### TO DO
Filter the listing for lines containing "title".

### INPUT
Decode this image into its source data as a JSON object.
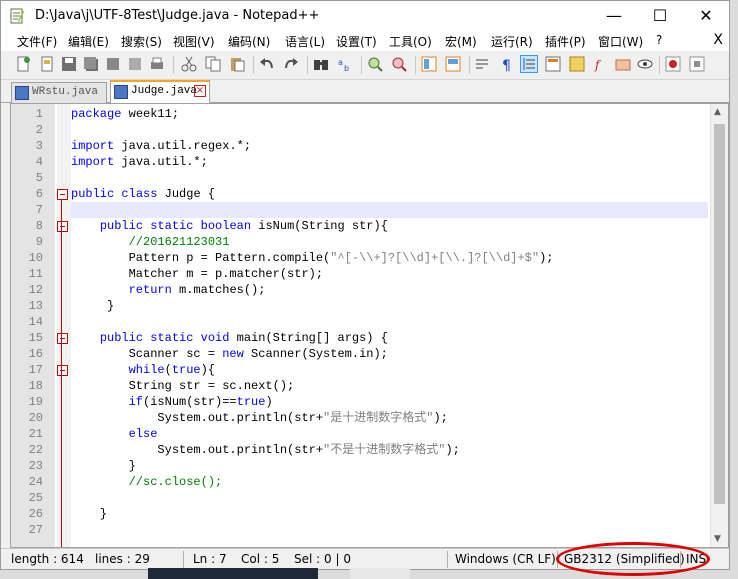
{
  "window": {
    "title": "D:\\Java\\j\\UTF-8Test\\Judge.java - Notepad++",
    "minimize": "—",
    "maximize": "☐",
    "close": "✕"
  },
  "menu": {
    "items": [
      "文件(F)",
      "编辑(E)",
      "搜索(S)",
      "视图(V)",
      "编码(N)",
      "语言(L)",
      "设置(T)",
      "工具(O)",
      "宏(M)",
      "运行(R)",
      "插件(P)",
      "窗口(W)",
      "?"
    ],
    "close": "X"
  },
  "tabs": [
    {
      "label": "WRstu.java",
      "active": false
    },
    {
      "label": "Judge.java",
      "active": true
    }
  ],
  "editor": {
    "current_line": 7,
    "lines": [
      {
        "n": "1",
        "code": "package week11;"
      },
      {
        "n": "2",
        "code": ""
      },
      {
        "n": "3",
        "code": "import java.util.regex.*;"
      },
      {
        "n": "4",
        "code": "import java.util.*;"
      },
      {
        "n": "5",
        "code": ""
      },
      {
        "n": "6",
        "code": "public class Judge {"
      },
      {
        "n": "7",
        "code": ""
      },
      {
        "n": "8",
        "code": "    public static boolean isNum(String str){"
      },
      {
        "n": "9",
        "code": "        //201621123031"
      },
      {
        "n": "10",
        "code": "        Pattern p = Pattern.compile(\"^[-\\\\+]?[\\\\d]+[\\\\.]?[\\\\d]+$\");"
      },
      {
        "n": "11",
        "code": "        Matcher m = p.matcher(str);"
      },
      {
        "n": "12",
        "code": "        return m.matches();"
      },
      {
        "n": "13",
        "code": "     }"
      },
      {
        "n": "14",
        "code": ""
      },
      {
        "n": "15",
        "code": "    public static void main(String[] args) {"
      },
      {
        "n": "16",
        "code": "        Scanner sc = new Scanner(System.in);"
      },
      {
        "n": "17",
        "code": "        while(true){"
      },
      {
        "n": "18",
        "code": "        String str = sc.next();"
      },
      {
        "n": "19",
        "code": "        if(isNum(str)==true)"
      },
      {
        "n": "20",
        "code": "            System.out.println(str+\"是十进制数字格式\");"
      },
      {
        "n": "21",
        "code": "        else"
      },
      {
        "n": "22",
        "code": "            System.out.println(str+\"不是十进制数字格式\");"
      },
      {
        "n": "23",
        "code": "        }"
      },
      {
        "n": "24",
        "code": "        //sc.close();"
      },
      {
        "n": "25",
        "code": ""
      },
      {
        "n": "26",
        "code": "    }"
      },
      {
        "n": "27",
        "code": ""
      }
    ]
  },
  "status": {
    "length": "length : 614",
    "lines": "lines : 29",
    "ln": "Ln : 7",
    "col": "Col : 5",
    "sel": "Sel : 0 | 0",
    "eol": "Windows (CR LF)",
    "encoding": "GB2312 (Simplified)",
    "mode": "INS"
  },
  "colors": {
    "annotation": "#e00000",
    "tab_accent": "#f5a623",
    "keyword": "#0000ff",
    "comment": "#008000"
  }
}
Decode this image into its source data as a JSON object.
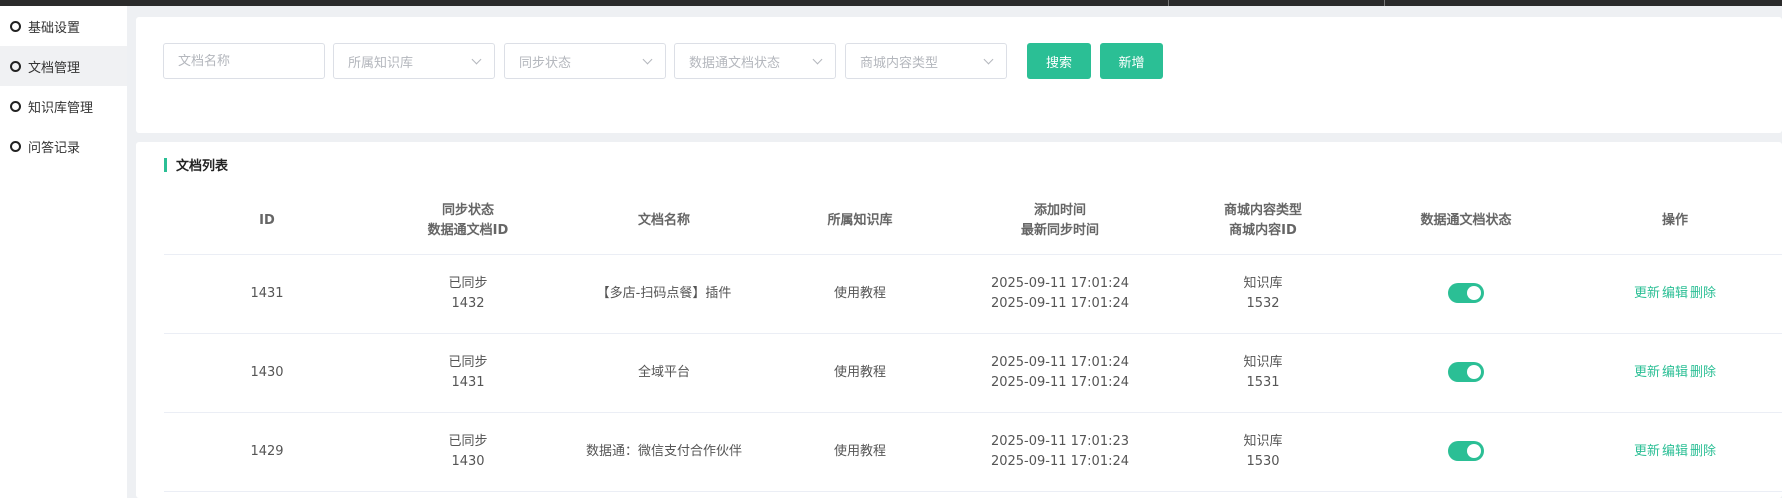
{
  "sidebar": {
    "items": [
      {
        "label": "基础设置",
        "active": false
      },
      {
        "label": "文档管理",
        "active": true
      },
      {
        "label": "知识库管理",
        "active": false
      },
      {
        "label": "问答记录",
        "active": false
      }
    ]
  },
  "search": {
    "doc_name_placeholder": "文档名称",
    "kb_placeholder": "所属知识库",
    "sync_status_placeholder": "同步状态",
    "sjt_status_placeholder": "数据通文档状态",
    "mall_type_placeholder": "商城内容类型",
    "search_label": "搜索",
    "add_label": "新增"
  },
  "list": {
    "title": "文档列表",
    "columns": {
      "id": "ID",
      "sync_status": "同步状态",
      "sjt_doc_id": "数据通文档ID",
      "doc_name": "文档名称",
      "kb": "所属知识库",
      "added_time": "添加时间",
      "latest_sync_time": "最新同步时间",
      "mall_type": "商城内容类型",
      "mall_content_id": "商城内容ID",
      "sjt_status": "数据通文档状态",
      "actions": "操作"
    },
    "action_labels": {
      "update": "更新",
      "edit": "编辑",
      "delete": "删除"
    },
    "rows": [
      {
        "id": "1431",
        "sync_status": "已同步",
        "sjt_doc_id": "1432",
        "doc_name": "【多店-扫码点餐】插件",
        "kb": "使用教程",
        "added_time": "2025-09-11 17:01:24",
        "sync_time": "2025-09-11 17:01:24",
        "mall_type": "知识库",
        "mall_id": "1532",
        "enabled": true
      },
      {
        "id": "1430",
        "sync_status": "已同步",
        "sjt_doc_id": "1431",
        "doc_name": "全域平台",
        "kb": "使用教程",
        "added_time": "2025-09-11 17:01:24",
        "sync_time": "2025-09-11 17:01:24",
        "mall_type": "知识库",
        "mall_id": "1531",
        "enabled": true
      },
      {
        "id": "1429",
        "sync_status": "已同步",
        "sjt_doc_id": "1430",
        "doc_name": "数据通：微信支付合作伙伴",
        "kb": "使用教程",
        "added_time": "2025-09-11 17:01:23",
        "sync_time": "2025-09-11 17:01:24",
        "mall_type": "知识库",
        "mall_id": "1530",
        "enabled": true
      }
    ]
  },
  "colors": {
    "accent": "#2bbf95"
  }
}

### REPLY
    "title": "D:\\Java\\j\\UTF-8Test\\Judge.java - Notepad++",
    "title": "文档列表",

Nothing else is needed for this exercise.